Let me start by saying that the word Coronaversary feels wrong. “Versary” implies a celebration, a milestone, a reason to celebrate said milestone. And yet, I struggle to come up with a better, more succinct way to say, “it’s been one year since Coranavirus changed our lives forever, y’all.”
That’s the other part of this I struggle with. The fact that it’s been a full year since it all began. I have to catch myself recounting memories of things I thought I did last year because what I really mean is 2019. 2020 was more or less a blur of sameness (save for a few capital B breakdowns along the way).
I still remember the unease and uncertainty I felt as we were all sent home last March. Back when we had no idea how long this would stretch on for and the toll it would eventually take on us.
And yet, here we are a full year later.
Most of us have lost something in that time. Some of us lost jobs, while others of us lost our health or our loved ones. Many of us lost our sense of time and purpose, as the very things that structured our days—the places to be, the people to meet—were suddenly off limits.
As we approach this Coronaversary, here are three questions I’m asking myself, with the hope of bringing clarity to who I am and how I want to evolve. I’m not going to stress so much about the answers. Rather, I’m going to let them bring me a moment of reflection, to get myself thinking not only about what was lost, but what may have been gained in the process of losing.

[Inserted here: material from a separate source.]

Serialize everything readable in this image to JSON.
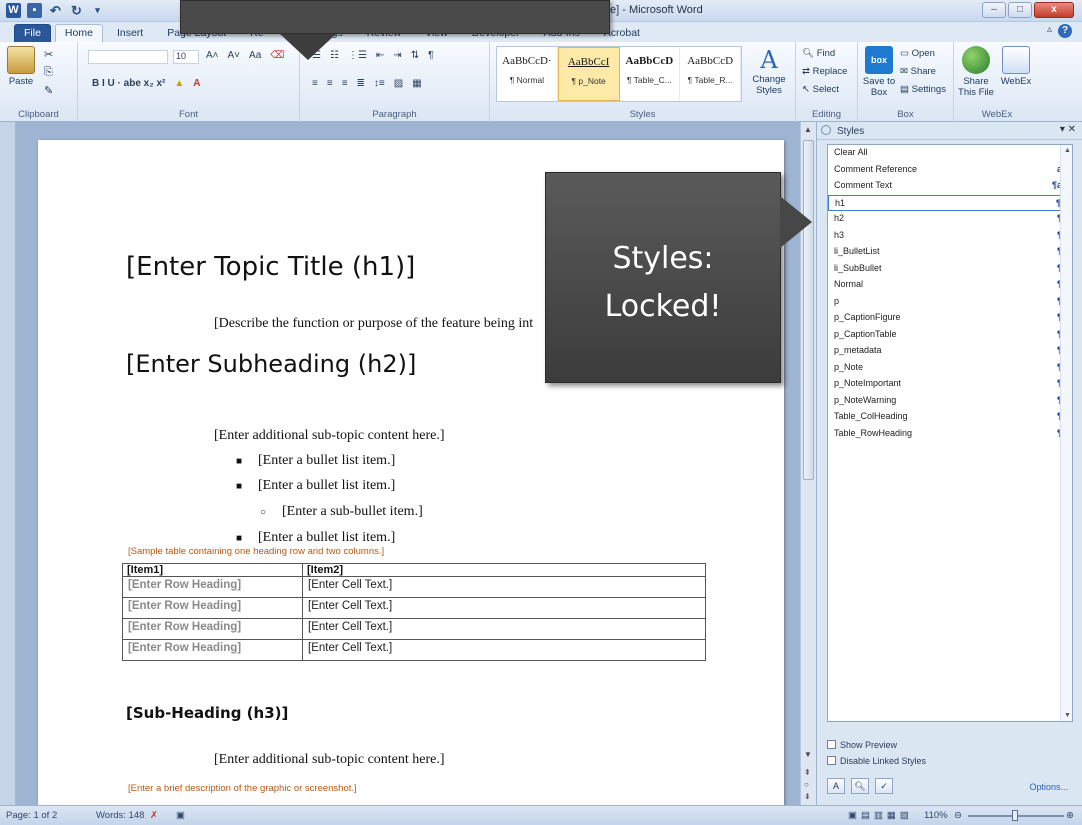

I invite you to answer these questions with me.
1. Where were you last March?
Take a minute to think about where you were this time last year. And not just where you were living, but where you were spending your waking hours. Where were you emotionally?
For me (and I suspect many others) last March can be divided into two distinct parts: the week before Covid officially sent us into lockdown and the weeks immediately after.
In that first week of March, I was still commuting into Manhattan from New Jersey, riding trains and subways, regularly standing shoulder-to-shoulder with strangers (a thought that makes me anxious now). I was also just returning from a work trip to Florida, where in-between packed meetings, we would hear rumblings about this strange new virus that was happening abroad.
Even then, it didn’t seem like something to worry too much about. It felt like a faraway problem that would surely be resolved somehow and soon before it became a big issue here in the States. I realize now the extent of my privilege and quite frankly, ignorance, to have even thought that.
Here’s another admission that makes me feel guilty to admit out loud: There was a part of me that was relieved when we first went into lockdown. Suddenly, all of the plans I thought were necessary to keeping my personal and professional life afloat were deemed “non-essential” and weeks of meetings and catch-ups were effectively cancelled with no expectations to reschedule.
I realized then just how run down I was. In the quiet stillness, with none of my usual distractions, I saw that I had spent the last several years running as fast as I could. Running from myself and my fears, running away from possible rejection, running towards acceptance that only I could give.
I don’t know if it was a symptom of having faced my own mortality at 30, after I was given the kind of grave diagnosis that changes the way you see things. I don’t know if it’s the people-pleasing tendencies I’ve had since childhood that made me feel like I had to show up for everyone, always, no matter the cost.
My guess is that it was a combination of those things, but no matter the reason, it became abundantly clear that it was something that needed to change. I had to step off the hamster wheel for good and learn how to walk at my own pace, on my own terms.
2. Where are you now?
Again, this refers to your physical location, as well as your metaphysical state.
Perhaps you’ve found yourself back at your parents’ house because you needed help with childcare while you work. Or maybe you decided to give up your expensive lease in whatever city you worked in to live somewhere more affordable for a while.
Over the last year, I have seen countless colleagues and friends move to other places, if even for a couple months, because for the first time ever they could. Without an office or school to report to regularly, many people began to think about where they really wanted to be and what or who they wanted to be surrounded by.
There’s also many of us who didn’t have the luxury of (or the need for) a physical change of space, but for whom the changes that took place were internal, invisible and immeasurable by any metrics, which brings me to the last question…
3. How have you changed in the last year?
Take your time with this one, and don’t feel any pressure to have an answer just yet.
I circled around this question for days, writing and rewriting my thoughts dozens of times, and here’s what I finally came up with: In the past year, I have lost, or more accurately, I am in the process of losing this idea that I am not enough as I am.
In attempting to shed these long-held beliefs and identities, I’ve had to have some very difficult conversations with myself and my loved ones. It’s strange how much we cling to what we know, even when it no longer serves us. Through this unburdening, I am finally learning to trust that I have everything I need to get to wherever it is I’m meant to go.
2020 was a year that no one could have predicted or wanted. And yet, despite the many challenges that affected us personally and collectively, I write this with hope in my heart because I truly do believe that it is the hardest times, the times that break us, that give us the opportunity to break through and build something stronger.